Its the end of the first week and a good chance to review the weeks progress. The first thing to say is that the site is much more complicated now than when we started, though this is a good thing. What appeared to be a relatively simple rectangular stone building has proved to be complex and hard to understand. Although we are still cleaning back and defining it, it is clear that there are many phases of surfaces associated with it. It has also been robbed out in places. There also seem to be places where possible post pads have been cut into the walls. Are these real? They certainly bear a passing resemblance to similar features associated with the post-Roman re-use of the Roman granaries at Birdoswald. However, dating them will be a challenge; the early medieval period in the North is a-ceramic and lacking coins, so these features are likely to only contain residual Roman material.
The structure we initially thought was a ballista platform is also far more complex; we now have a hypothesis that the layer of cobbles that covers this area is actually an artefact of ploughing causing the natural sorting of rocks within the soil. Beneath this cobbled layer, however, is at least one structure of uncertain date.
The real work is still to come- although we've come a long way in cleaning, refining and defining the features beneath the topsoil, we've made very little progress in starting to excavated these features. Even in the centre of the barrack block we're still recovering large fragments of late medieval pottery which shows we are still removing the base of the topsoil (though I'm not sure we've resolved the issue of where the pot is ultimately coming from).
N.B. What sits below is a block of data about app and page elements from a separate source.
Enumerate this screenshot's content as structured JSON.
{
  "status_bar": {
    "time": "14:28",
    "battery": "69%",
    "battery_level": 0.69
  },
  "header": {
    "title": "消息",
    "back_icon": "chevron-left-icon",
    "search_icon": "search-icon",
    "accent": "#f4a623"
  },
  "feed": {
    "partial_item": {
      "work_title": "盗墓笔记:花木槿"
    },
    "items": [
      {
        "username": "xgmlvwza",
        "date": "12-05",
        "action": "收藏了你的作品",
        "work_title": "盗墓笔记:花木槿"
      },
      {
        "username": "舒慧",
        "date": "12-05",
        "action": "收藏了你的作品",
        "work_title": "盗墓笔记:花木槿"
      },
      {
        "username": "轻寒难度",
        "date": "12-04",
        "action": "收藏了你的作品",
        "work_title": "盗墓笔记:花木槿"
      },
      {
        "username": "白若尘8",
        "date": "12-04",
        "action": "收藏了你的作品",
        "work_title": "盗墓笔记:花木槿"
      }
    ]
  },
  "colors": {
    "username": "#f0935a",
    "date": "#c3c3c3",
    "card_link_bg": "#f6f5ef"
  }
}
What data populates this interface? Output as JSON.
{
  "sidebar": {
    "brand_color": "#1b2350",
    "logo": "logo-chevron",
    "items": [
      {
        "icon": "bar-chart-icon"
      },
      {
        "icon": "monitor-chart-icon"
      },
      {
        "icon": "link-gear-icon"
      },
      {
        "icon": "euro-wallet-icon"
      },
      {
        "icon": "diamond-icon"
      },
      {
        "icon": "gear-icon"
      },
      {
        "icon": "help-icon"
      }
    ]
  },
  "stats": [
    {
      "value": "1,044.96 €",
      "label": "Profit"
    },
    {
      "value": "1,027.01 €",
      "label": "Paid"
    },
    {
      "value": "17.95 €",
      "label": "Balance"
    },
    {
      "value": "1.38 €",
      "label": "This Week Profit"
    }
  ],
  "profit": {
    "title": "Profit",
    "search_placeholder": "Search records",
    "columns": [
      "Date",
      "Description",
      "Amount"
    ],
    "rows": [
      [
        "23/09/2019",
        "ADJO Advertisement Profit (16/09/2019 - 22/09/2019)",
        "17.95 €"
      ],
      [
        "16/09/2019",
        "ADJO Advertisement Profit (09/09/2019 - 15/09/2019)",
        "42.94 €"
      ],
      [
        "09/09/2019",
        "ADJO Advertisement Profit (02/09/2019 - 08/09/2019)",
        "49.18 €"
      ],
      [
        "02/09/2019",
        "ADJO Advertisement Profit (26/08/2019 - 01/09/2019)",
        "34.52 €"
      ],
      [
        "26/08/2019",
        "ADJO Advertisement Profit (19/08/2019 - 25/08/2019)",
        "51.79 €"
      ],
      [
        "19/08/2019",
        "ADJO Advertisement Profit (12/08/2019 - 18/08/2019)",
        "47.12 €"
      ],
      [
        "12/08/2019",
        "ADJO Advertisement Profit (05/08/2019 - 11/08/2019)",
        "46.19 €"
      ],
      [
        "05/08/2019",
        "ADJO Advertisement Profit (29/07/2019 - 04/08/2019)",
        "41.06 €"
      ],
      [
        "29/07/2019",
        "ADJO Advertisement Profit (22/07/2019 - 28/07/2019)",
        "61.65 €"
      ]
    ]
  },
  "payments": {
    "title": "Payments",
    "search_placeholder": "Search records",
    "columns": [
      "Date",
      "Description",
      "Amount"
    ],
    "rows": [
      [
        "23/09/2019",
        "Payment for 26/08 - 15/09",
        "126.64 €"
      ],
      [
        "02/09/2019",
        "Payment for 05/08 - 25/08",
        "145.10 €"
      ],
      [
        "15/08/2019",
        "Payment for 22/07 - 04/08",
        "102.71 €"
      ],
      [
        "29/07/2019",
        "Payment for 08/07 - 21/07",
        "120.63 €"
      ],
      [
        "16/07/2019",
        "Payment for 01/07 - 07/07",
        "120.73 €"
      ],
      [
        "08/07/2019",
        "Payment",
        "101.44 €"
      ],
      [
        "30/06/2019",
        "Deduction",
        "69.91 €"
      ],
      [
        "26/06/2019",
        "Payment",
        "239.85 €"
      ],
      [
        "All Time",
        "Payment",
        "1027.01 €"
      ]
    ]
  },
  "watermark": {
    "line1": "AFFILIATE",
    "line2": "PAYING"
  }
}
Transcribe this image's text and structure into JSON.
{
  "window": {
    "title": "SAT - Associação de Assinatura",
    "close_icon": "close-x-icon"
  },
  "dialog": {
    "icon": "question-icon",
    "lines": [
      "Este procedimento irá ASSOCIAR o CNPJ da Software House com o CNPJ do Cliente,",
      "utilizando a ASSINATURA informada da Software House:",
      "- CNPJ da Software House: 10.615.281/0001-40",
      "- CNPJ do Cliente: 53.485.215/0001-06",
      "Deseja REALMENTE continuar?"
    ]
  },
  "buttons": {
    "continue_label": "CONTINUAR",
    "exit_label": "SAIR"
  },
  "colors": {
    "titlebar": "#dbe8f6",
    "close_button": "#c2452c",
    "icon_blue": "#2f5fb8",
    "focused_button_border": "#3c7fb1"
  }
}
"There is sorrow on the sea": Maritime memorialisation - There is no escaping the sea on Holy Island. From our trenches we could look out across the harbour and beyond towards the Farne Islands; the wind brought...
15 hours ago